Virginia To Greatly Expand Renewable Energy Under New State Law

Photo: Green Energy via

Virginia will close all its coal-fired power plants by 2024 and its electricity will all come from renewable sources and be 100 percent carbon-free by 2050 under a new law the Governor signed yesterday, with penalties imposed on the utilities that fail to meet these deadlines.  The state legislature passed the law with extensive stakeholder input and it incorporated environmental justice concepts in line with the Green New Deal, according to a statement by the Governor’s office — it also requires energy efficiency standards, promotes both on and offshore wind, and solar power including community-based solar.

Why This Matters:  State government elections matter too. This is the most ambitious clean energy program enacted by a Southern state (yet).  The Virginia Governor (a Democrat) pushed much of this policy through an executive but it has now been passed by the legislature with broad support.  The most innovative piece of the new law is that it ties the sale of pollution allowances (permits to emit greenhouse gasses) to the Virginia Community Flood Preparedness Fund to enhance flood prevention, protection, and coastal resilience as well as creating a low-interest loan program to help inland and coastal communities that are subject to recurrent flooding.

More Than a 2050 Target

The legislation does more than just create a big goal — it also sets interim targets for the overall electricity system: “58 percent clean power by 2030, 73 percent by 2035, 88 percent by 2040, and 100 percent by 2050.”  Last month one of the two largest utilities in the state, Dominion Energy, announced it had set itself a target of 100 percent net-zero emissions by 2050.  But the law requires Dominion to go farther and achieve zero emissions by 2045.  The law also puts a moratorium on the state utility commission from issuing any permits for fossil fuel power plants until a study on achieving net-zero by 2045 statewide has been completed,  and it mandates that utilities in the state factor in the social cost of carbon when considering new fossil fuel investments so that they include climate damages into investment considerations.

Energy Efficiency and Affordable Renewable Energy

The law also mandates that both the largest utilities in the state reduce energy consumption through efficiency programs that will help bring down energy costs for consumers, as well as protecting low-income consumers with caps on their electric costs (as a percentage of income).  It also incentivizes the implementation of renewable energy projects in low-income and frontline communities and increases clean energy job training programs in those same places so that they also share the benefits of the clean energy economy.  It also sets aggressive targets for increasing storage capacity for renewable energy, offshore and onshore wind projects and for solar projects, including rooftop solar.  And in installing these projects the utilities must prefer local workers, especially workers from frontline communities, and projects that provide the greatest economic development benefits for the state.

Up Next

Clean Energy Means More Electricity, Can US Cities Meet the Demand?

Clean Energy Means More Electricity, Can US Cities Meet the Demand?

By Natasha Lasky, ODP Staff Writer Cities across the US are transitioning their buildings to clean energy, which would mean banning natural gas in new construction and promoting electric appliances.

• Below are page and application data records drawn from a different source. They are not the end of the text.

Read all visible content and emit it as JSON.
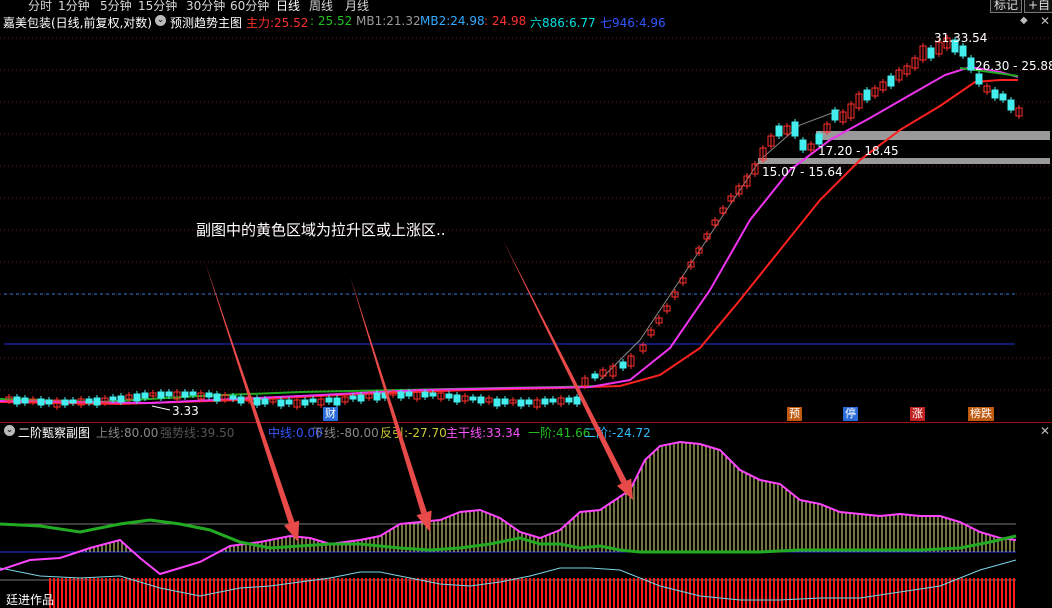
{
  "period_tabs": [
    {
      "label": "分时"
    },
    {
      "label": "1分钟"
    },
    {
      "label": "5分钟"
    },
    {
      "label": "15分钟"
    },
    {
      "label": "30分钟"
    },
    {
      "label": "60分钟"
    },
    {
      "label": "日线",
      "active": true
    },
    {
      "label": "周线"
    },
    {
      "label": "月线"
    }
  ],
  "toolbar_right": {
    "mark_label": "标记",
    "self_select_label": "+自"
  },
  "main_header": {
    "stock_title": "嘉美包装(日线,前复权,对数)",
    "indicator_name": "预测趋势主图",
    "items": [
      {
        "label": "主力:",
        "value": "25.52",
        "color": "#ff3030"
      },
      {
        "label": "",
        "value": ": 25.52",
        "color": "#22c022"
      },
      {
        "label": "MB1:",
        "value": "21.32",
        "color": "#9a9a9a"
      },
      {
        "label": "MB2:",
        "value": "24.98",
        "color": "#33aaff"
      },
      {
        "label": "",
        "value": ": 24.98",
        "color": "#ff3030"
      },
      {
        "label": "六886:",
        "value": "6.77",
        "color": "#00e0e0"
      },
      {
        "label": "七946:",
        "value": "4.96",
        "color": "#3355ff"
      }
    ]
  },
  "price_labels": {
    "high": "31.33.54",
    "range1": "26.30 - 25.88",
    "range2": "17.20 - 18.45",
    "range3": "15.07 - 15.64",
    "low": "3.33"
  },
  "event_markers": [
    {
      "label": "财",
      "color": "#2a6bd8"
    },
    {
      "label": "预",
      "color": "#c05a10"
    },
    {
      "label": "停",
      "color": "#2a6bd8"
    },
    {
      "label": "涨",
      "color": "#c02020"
    },
    {
      "label": "榜跌",
      "color": "#c05a10"
    }
  ],
  "annotation": "副图中的黄色区域为拉升区或上涨区..",
  "sub_header": {
    "indicator_name": "二阶甄察副图",
    "items": [
      {
        "label": "上线:",
        "value": "80.00",
        "color": "#888888"
      },
      {
        "label": "强势线:",
        "value": "39.50",
        "color": "#555555"
      },
      {
        "label": "中线:",
        "value": "0.00",
        "color": "#3355ff"
      },
      {
        "label": "下线:",
        "value": "-80.00",
        "color": "#888888"
      },
      {
        "label": "反引:",
        "value": "-27.70",
        "color": "#cccc33"
      },
      {
        "label": "主干线:",
        "value": "33.34",
        "color": "#ff55ff"
      },
      {
        "label": "一阶:",
        "value": "41.66",
        "color": "#22c022"
      },
      {
        "label": "二阶:",
        "value": "-24.72",
        "color": "#33bbff"
      }
    ]
  },
  "footer_label": "廷进作品",
  "colors": {
    "background": "#000000",
    "up_candle": "#ff3030",
    "down_candle": "#44eeee",
    "ma_red": "#ff2020",
    "ma_magenta": "#ee33ee",
    "ma_green": "#22aa22",
    "sub_yellow": "#e6e680",
    "sub_red": "#ff1a1a",
    "grid_red": "#6a1a1a",
    "guide_blue": "#2233dd",
    "arrow": "#e84a4a"
  }
}
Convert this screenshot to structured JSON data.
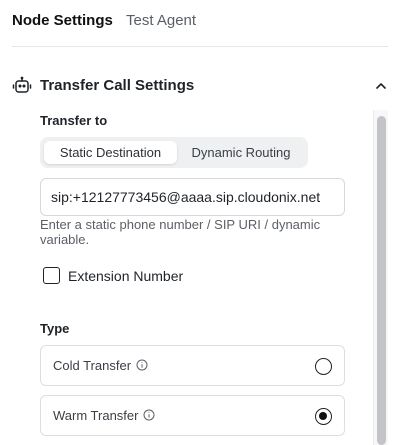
{
  "tabs": [
    {
      "label": "Node Settings",
      "active": true
    },
    {
      "label": "Test Agent",
      "active": false
    }
  ],
  "section": {
    "title": "Transfer Call Settings",
    "icon": "robot-icon",
    "toggle_icon": "chevron-up-icon"
  },
  "transfer_to": {
    "label": "Transfer to",
    "segments": [
      "Static Destination",
      "Dynamic Routing"
    ],
    "selected_segment": "Static Destination",
    "input_value": "sip:+12127773456@aaaa.sip.cloudonix.net",
    "helper": "Enter a static phone number / SIP URI / dynamic variable."
  },
  "extension": {
    "label": "Extension Number",
    "checked": false
  },
  "type": {
    "label": "Type",
    "options": [
      {
        "label": "Cold Transfer",
        "selected": false
      },
      {
        "label": "Warm Transfer",
        "selected": true
      }
    ]
  },
  "colors": {
    "text_primary": "#1f2329",
    "text_secondary": "#5b6068",
    "segment_bg": "#eff0f2",
    "border": "#dcdee2",
    "scroll_thumb": "#c2c4c8"
  }
}
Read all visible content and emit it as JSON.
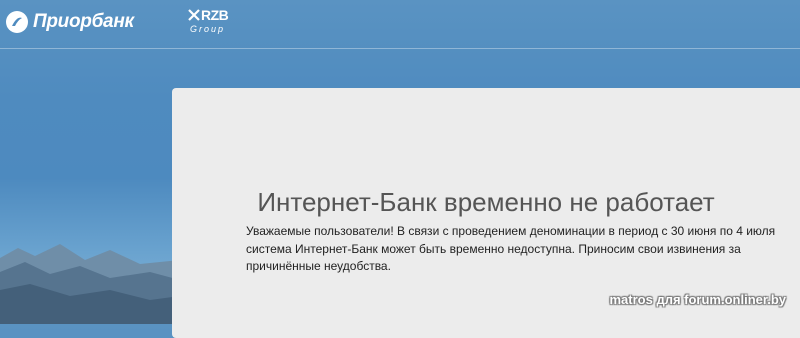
{
  "header": {
    "bank_name": "Приорбанк",
    "partner_logo": "RZB",
    "partner_group": "Group"
  },
  "notice": {
    "title": "Интернет-Банк временно не работает",
    "message": "Уважаемые пользователи! В связи с проведением деноминации в период с 30 июня по 4 июля система Интернет-Банк может быть временно недоступна. Приносим свои извинения за причинённые неудобства."
  },
  "watermark": "matros для forum.onliner.by",
  "icons": {
    "bank_logo": "priorbank-emblem-icon",
    "partner_logo": "rzb-logo-icon"
  }
}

But the question remains whether or not infrastructure — foundational and historic — is ready to handle such a demand for electricity.    Why this […]

Continue Reading 358 words
One Cool Thing: Electric Rentals

One Cool Thing: Electric Rentals

As more people around the nation are taking to the roads and skies for their vaccinated vacations, one car rental company is making it easier for folks to not only travel in style, but travel green. Hertz has announced that it will be purchasing 100,000 Tesla electric vehicles by the end of 2022 alongside an […]

Continue Reading 152 words
Climate Change-Fueled Weather Increasing Power Outages

Climate Change-Fueled Weather Increasing Power Outages

By Ashira Morris, ODP Staff Writer Last year, the average American household experienced eight hours without power, as storms hammered electrical systems built with less erratic climate conditions in mind. That average outage time is double what it was five years ago. But only looking at the average obscures the experience of people who lived […]

Continue Reading 421 words

Want the planet in your inbox?

Subscribe to the email that top lawmakers, renowned scientists, and thousands of concerned citizens turn to each morning for the latest environmental news and analysis.